In a blog story that appeared on U.S. News & World Report's website, National Science Teachers Association Executive Director said, "The way I imagine that it might play out is that there will be more hands-on time for students....There will be deeper investigations into the smaller number of ideas, and perhaps even a better opportunity for students to formulate some of the experiments themselves."
CTE educators have long been focused on hands-on, applied learning and students' active engagement in learning, so will have valuable insight to share as the standards are adopted and implemented around the country.
Posted by Alisha Hyslop on 04/16/2013 at 11:41 AM in Standards and Assessments | Permalink
Following the release of President Obama's Fiscal Year (FY) 2014 budget request on Wednesday, Secretary of Education Arne Duncan appeared before the House Labor, Health and Human Services, and Education Appropriations Subcommittee to defend the Administration's plan for funding education in the coming fiscal year.
In the budget proposal, the Administration suggests funding Perkins at 1.1 billion, equal to FY 2012 levels, before sequestration. Additionally, the budget proposes a $10 million increase for the National Programs line item which is designated for a new dual enrollment program focused on career preparation.

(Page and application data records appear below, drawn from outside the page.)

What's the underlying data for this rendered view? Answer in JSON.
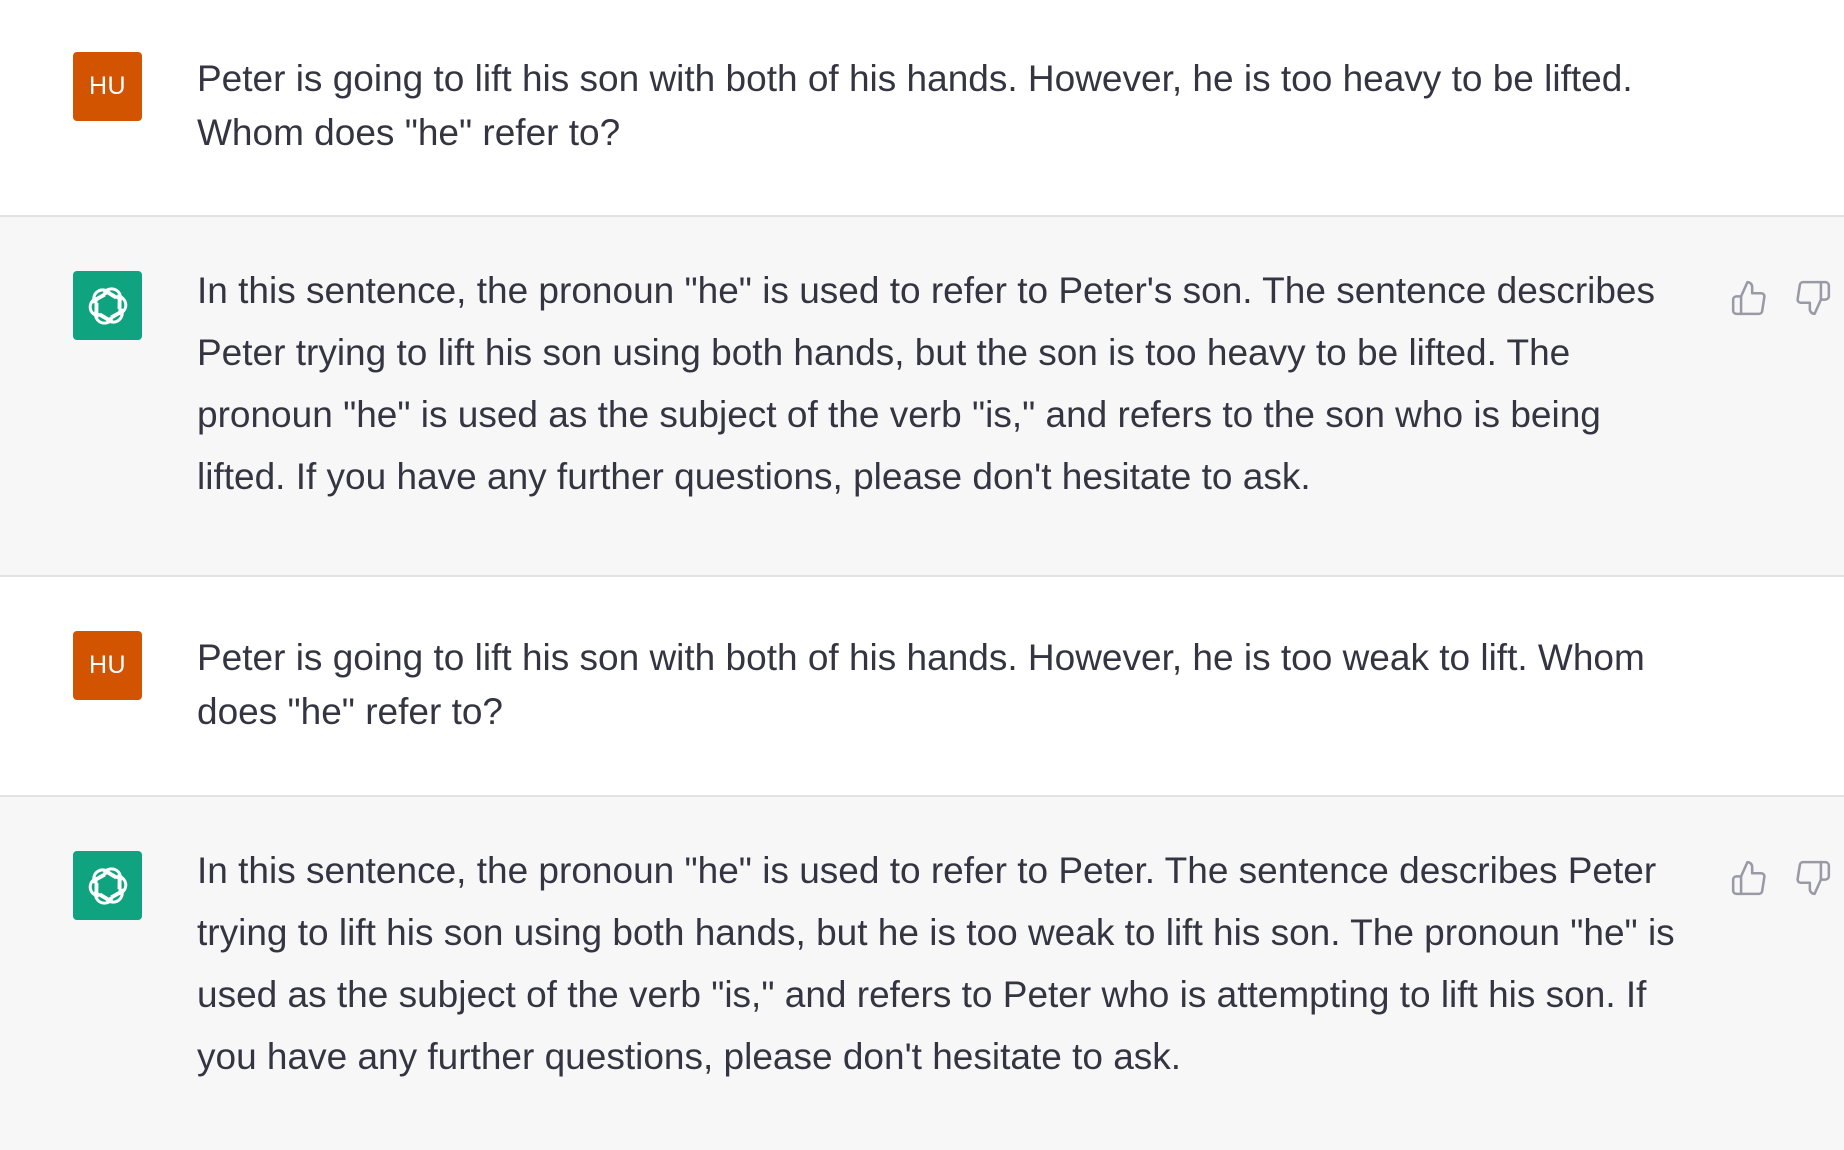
{
  "messages": [
    {
      "role": "user",
      "avatar_label": "HU",
      "text": "Peter is going to lift his son with both of his hands. However, he is too heavy to be lifted. Whom does \"he\" refer to?"
    },
    {
      "role": "assistant",
      "avatar_icon": "openai-logo-icon",
      "text": "In this sentence, the pronoun \"he\" is used to refer to Peter's son. The sentence describes Peter trying to lift his son using both hands, but the son is too heavy to be lifted. The pronoun \"he\" is used as the subject of the verb \"is,\" and refers to the son who is being lifted. If you have any further questions, please don't hesitate to ask."
    },
    {
      "role": "user",
      "avatar_label": "HU",
      "text": "Peter is going to lift his son with both of his hands. However, he is too weak to lift. Whom does \"he\" refer to?"
    },
    {
      "role": "assistant",
      "avatar_icon": "openai-logo-icon",
      "text": "In this sentence, the pronoun \"he\" is used to refer to Peter. The sentence describes Peter trying to lift his son using both hands, but he is too weak to lift his son. The pronoun \"he\" is used as the subject of the verb \"is,\" and refers to Peter who is attempting to lift his son. If you have any further questions, please don't hesitate to ask."
    }
  ],
  "feedback_icons": [
    "thumbs-up-icon",
    "thumbs-down-icon"
  ],
  "colors": {
    "user_avatar": "#d35400",
    "assistant_avatar": "#10a37f",
    "assistant_bg": "#f7f7f8",
    "text": "#343541",
    "divider": "#e3e3e6",
    "icon": "#9a9aa6"
  }
}
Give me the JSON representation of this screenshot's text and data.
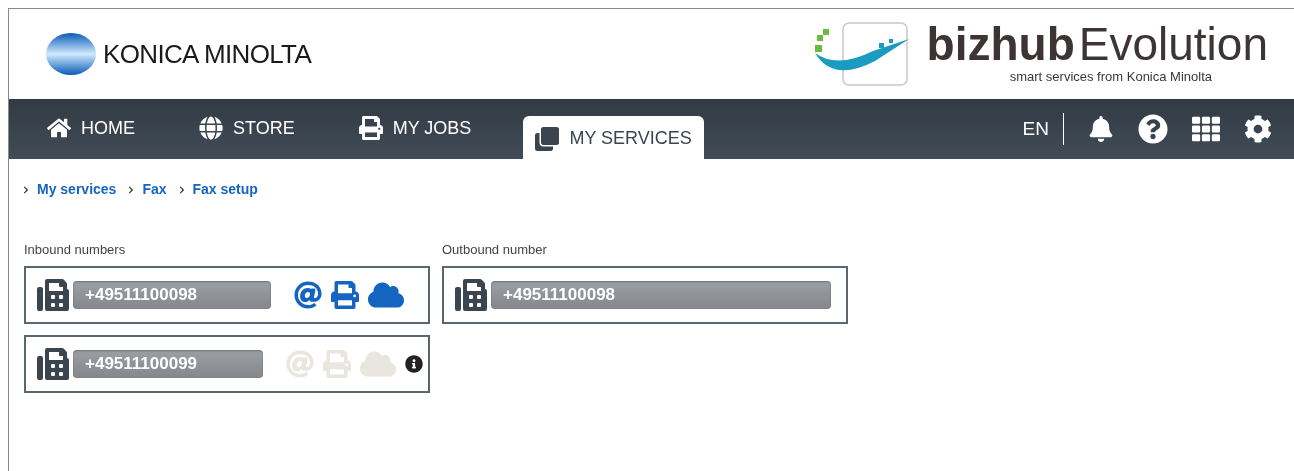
{
  "brand": {
    "company": "KONICA MINOLTA",
    "product_bold": "bizhub",
    "product_light": "Evolution",
    "tagline": "smart services from Konica Minolta"
  },
  "nav": {
    "tabs": [
      {
        "label": "HOME",
        "kind": "home",
        "selected": false
      },
      {
        "label": "STORE",
        "kind": "store",
        "selected": false
      },
      {
        "label": "MY JOBS",
        "kind": "jobs",
        "selected": false
      },
      {
        "label": "MY SERVICES",
        "kind": "services",
        "selected": true
      }
    ],
    "language": "EN"
  },
  "breadcrumb": [
    "My services",
    "Fax",
    "Fax setup"
  ],
  "inbound": {
    "title": "Inbound numbers",
    "numbers": [
      {
        "number": "+49511100098",
        "enabled": true,
        "info": false
      },
      {
        "number": "+49511100099",
        "enabled": false,
        "info": true
      }
    ]
  },
  "outbound": {
    "title": "Outbound number",
    "number": "+49511100098"
  }
}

Despite requests for an overall increase in education funding, the Administration's budget does not prioritize additional investments to meet the growing needs in CTE. During the hearing on Thursday, both Republican and Democratic members of the Labor-HHS-Education appropriations subcommittee expressed apprehensions about the Administration's strong focus on increasing funding for competitive grant programs. Rep. Rosa DeLauro (D-CT), ranking-member of the subcommittee, talked about her concern for formula-funded education programs, like Perkins, which largely did not receive increases in funding. "The emphasis on competitive funding I find troubling," said DeLauro. "What is need is steady secure funding for all of our schools to move toward improvement." Federal investments in education must be directed to those areas with a proven track record of success that provide all students with equal access and opportunity.
Members of the subcommittee will now begin to draft an appropriations bill that will fund Perkins in FY 2014. Let Congress know that it is time to make investing in Perkins a priority!
Posted by Mitch Coppes on 04/12/2013 at 05:29 PM in Executive Branch, Federal Funding, Perkins | Permalink
Enter your email address:
Delivered by FeedBurner